Writer-director Brad Bird got his first choices for these roles, but was unable to cast Edna Mode, the German-Japanese superhero costume designer, "a tiny character that dominates the room." Bird ended up doing the voice himself, and the result is hilarious.
Bird, best known for the critically-acclaimed "The Iron Giant," got the idea for "The Incredbles" a dozen years ago, at a time when he struggled with the conflict between the demands of career and family. "The goal was to make the family based on archetypes. I made the dad really strong. Moms are always pulled in different directions so I had her stretch. Teenage girls in particular are self-conscious, so Violet's invisible and has force fields. Ten-year-old boys are hyperactive energy balls that ricochet off the walls, so I had Dash have super speed," he explains. He named the baby Jack-Jack after his own middle son, then a toddler, who's 12 now.

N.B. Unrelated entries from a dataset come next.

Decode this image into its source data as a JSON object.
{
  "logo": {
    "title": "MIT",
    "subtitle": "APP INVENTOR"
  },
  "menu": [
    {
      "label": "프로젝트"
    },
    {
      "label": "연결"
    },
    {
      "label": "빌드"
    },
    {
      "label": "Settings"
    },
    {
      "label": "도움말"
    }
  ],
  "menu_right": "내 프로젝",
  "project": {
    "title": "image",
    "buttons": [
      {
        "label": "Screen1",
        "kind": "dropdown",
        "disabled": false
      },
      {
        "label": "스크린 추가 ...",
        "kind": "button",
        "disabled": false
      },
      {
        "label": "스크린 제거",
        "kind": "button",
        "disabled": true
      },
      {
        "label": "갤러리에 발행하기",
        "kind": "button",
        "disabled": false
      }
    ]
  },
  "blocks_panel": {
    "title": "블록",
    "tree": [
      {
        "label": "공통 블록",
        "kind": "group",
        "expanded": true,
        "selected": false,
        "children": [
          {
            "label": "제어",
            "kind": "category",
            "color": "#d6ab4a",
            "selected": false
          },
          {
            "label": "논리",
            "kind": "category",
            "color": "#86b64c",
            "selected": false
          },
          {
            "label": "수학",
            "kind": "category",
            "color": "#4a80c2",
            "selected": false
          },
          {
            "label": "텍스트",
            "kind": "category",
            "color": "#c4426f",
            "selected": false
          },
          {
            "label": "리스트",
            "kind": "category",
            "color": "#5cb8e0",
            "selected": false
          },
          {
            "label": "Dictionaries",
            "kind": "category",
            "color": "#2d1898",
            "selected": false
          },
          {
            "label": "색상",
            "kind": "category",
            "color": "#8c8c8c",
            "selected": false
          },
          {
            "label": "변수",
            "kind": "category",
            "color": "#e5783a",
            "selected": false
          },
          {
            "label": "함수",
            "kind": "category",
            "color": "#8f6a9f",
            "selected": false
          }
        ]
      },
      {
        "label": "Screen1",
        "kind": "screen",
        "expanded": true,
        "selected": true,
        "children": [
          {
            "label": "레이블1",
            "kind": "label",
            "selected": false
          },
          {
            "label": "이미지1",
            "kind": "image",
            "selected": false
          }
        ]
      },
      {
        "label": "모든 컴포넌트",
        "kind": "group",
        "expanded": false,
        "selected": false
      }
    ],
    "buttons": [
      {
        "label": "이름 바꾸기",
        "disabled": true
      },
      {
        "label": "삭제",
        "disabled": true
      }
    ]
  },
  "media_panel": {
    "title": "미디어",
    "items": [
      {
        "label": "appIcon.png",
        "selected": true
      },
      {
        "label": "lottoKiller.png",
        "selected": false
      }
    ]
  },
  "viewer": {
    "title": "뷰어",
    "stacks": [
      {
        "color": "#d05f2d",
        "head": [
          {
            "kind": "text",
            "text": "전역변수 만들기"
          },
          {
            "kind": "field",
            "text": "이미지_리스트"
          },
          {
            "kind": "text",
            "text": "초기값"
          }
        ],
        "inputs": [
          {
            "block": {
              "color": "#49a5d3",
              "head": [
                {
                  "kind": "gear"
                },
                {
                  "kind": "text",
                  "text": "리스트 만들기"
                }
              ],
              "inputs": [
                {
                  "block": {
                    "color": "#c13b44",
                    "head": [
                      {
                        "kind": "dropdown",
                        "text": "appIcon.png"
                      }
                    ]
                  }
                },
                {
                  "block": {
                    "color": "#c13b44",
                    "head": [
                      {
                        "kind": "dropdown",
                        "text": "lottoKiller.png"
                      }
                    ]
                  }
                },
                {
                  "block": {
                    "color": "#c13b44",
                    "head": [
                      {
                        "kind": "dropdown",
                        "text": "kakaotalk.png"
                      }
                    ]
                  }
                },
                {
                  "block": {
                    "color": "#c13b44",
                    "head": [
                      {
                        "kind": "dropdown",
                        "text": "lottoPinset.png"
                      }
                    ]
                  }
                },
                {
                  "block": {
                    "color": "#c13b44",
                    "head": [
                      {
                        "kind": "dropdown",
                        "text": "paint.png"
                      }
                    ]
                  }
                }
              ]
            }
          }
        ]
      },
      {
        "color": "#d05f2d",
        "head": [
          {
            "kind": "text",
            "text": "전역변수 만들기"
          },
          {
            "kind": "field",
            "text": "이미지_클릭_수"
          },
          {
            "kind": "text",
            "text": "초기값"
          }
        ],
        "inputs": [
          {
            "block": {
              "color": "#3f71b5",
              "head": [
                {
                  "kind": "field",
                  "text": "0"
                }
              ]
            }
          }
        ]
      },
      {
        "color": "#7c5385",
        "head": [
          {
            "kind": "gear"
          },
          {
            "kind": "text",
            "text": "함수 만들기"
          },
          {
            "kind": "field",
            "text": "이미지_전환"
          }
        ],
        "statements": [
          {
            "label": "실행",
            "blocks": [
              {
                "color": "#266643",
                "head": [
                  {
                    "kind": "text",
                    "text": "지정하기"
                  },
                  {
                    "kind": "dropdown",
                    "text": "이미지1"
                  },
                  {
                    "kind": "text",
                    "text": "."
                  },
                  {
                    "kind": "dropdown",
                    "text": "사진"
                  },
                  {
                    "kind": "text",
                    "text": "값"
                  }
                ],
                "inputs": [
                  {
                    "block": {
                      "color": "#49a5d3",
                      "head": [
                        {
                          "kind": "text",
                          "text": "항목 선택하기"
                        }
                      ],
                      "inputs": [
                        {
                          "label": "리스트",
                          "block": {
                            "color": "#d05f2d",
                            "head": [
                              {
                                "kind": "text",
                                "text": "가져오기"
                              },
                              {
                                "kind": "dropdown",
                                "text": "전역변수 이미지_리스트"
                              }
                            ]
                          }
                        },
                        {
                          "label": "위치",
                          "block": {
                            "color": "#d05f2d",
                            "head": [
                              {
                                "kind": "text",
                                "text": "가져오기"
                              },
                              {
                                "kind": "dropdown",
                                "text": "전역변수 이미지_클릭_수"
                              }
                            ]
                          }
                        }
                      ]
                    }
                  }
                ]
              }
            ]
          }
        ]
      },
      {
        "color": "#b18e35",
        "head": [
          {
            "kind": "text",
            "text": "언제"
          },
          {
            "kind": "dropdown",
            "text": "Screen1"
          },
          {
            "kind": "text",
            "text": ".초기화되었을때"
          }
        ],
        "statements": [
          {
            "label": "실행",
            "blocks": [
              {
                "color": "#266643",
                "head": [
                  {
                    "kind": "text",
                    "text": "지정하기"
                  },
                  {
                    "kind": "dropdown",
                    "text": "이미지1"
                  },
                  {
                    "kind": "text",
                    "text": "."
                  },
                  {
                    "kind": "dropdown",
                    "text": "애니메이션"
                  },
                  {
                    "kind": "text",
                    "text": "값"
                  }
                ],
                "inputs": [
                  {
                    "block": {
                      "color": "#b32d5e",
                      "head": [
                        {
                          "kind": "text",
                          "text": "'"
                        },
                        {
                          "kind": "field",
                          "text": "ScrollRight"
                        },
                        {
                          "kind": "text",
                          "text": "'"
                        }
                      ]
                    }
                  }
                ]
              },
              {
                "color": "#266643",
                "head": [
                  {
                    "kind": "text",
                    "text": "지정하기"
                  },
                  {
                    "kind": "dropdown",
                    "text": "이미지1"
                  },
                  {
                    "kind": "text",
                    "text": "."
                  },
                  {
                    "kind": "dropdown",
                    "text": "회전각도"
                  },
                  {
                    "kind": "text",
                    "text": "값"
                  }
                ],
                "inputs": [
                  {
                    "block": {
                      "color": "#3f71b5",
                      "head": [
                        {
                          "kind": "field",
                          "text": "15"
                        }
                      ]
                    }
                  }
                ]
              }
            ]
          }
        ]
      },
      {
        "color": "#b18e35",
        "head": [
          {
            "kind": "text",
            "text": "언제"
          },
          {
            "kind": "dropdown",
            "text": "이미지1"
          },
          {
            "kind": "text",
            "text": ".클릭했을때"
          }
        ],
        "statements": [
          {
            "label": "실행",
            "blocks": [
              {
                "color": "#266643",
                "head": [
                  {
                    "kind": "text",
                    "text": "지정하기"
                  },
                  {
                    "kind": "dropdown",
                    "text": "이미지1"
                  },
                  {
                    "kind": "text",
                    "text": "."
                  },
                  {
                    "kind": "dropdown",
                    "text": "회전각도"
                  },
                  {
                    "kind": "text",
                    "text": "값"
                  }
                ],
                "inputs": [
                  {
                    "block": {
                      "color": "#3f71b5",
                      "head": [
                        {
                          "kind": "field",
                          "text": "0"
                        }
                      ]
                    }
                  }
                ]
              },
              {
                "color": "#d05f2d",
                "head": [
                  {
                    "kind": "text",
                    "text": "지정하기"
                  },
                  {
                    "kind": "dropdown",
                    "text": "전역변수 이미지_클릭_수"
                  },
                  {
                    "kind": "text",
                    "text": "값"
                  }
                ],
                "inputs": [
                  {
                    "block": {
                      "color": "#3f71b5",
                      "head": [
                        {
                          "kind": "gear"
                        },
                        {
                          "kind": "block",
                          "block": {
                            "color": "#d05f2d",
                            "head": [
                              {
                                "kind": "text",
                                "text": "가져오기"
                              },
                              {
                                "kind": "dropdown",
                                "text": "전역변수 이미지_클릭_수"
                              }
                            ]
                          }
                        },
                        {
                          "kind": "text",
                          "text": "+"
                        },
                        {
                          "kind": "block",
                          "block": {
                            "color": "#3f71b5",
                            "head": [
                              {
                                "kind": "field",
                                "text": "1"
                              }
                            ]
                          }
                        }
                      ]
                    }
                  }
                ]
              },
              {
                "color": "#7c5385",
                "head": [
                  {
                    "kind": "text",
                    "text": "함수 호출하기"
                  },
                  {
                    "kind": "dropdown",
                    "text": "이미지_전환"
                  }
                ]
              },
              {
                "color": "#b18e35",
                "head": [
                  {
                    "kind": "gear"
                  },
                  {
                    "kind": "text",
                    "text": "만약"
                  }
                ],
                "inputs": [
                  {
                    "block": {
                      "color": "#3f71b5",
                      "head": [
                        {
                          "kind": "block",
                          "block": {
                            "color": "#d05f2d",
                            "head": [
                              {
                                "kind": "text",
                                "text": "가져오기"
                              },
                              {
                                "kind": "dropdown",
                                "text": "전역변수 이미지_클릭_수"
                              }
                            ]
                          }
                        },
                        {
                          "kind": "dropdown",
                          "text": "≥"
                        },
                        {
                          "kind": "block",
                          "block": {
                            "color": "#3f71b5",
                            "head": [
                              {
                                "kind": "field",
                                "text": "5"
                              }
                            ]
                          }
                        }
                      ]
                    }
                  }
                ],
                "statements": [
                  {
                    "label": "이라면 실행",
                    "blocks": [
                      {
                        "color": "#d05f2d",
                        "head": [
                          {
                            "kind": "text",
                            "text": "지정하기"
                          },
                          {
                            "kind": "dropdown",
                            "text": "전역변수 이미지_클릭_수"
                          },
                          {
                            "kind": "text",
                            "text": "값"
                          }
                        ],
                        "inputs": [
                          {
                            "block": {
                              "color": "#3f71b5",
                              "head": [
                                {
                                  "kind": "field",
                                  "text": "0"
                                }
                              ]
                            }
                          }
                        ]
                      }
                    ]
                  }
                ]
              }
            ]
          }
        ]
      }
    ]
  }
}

While there were some slight changes in the film's opening, as well as its villain, "otherwise it's it's pretty much the same story arc that I came to Pixar with," observes Bird, who brought it to the CG studio in 2000. "The rest was the usual process of making a movie where you're trying to strengthen some things, make something clearer, work with it."
Sayre looks forward to the time when achieving computer graphic goals becomes more effortless and simulation will be more directable. "The computer is like an idiot savant. It's completely happy to show you something that no artist in their right mind would ever do -- it just doesn't know any better. Getting to the point where the computer knows better, that may be the next thing," he believes.
An "Incredibles" sequel may be another possibility, but for Bird, it comes with conditions. "There's a tendency that any movie that's a hit is suddenly considered a franchise, which I think is ridiculous. Some movies lend themselves to continuing, and others don't. If you do a film with the original filmmakers, and those original filmmakers believe that they can equal or better the one that everyone likes, then let's go. But it would have to be that."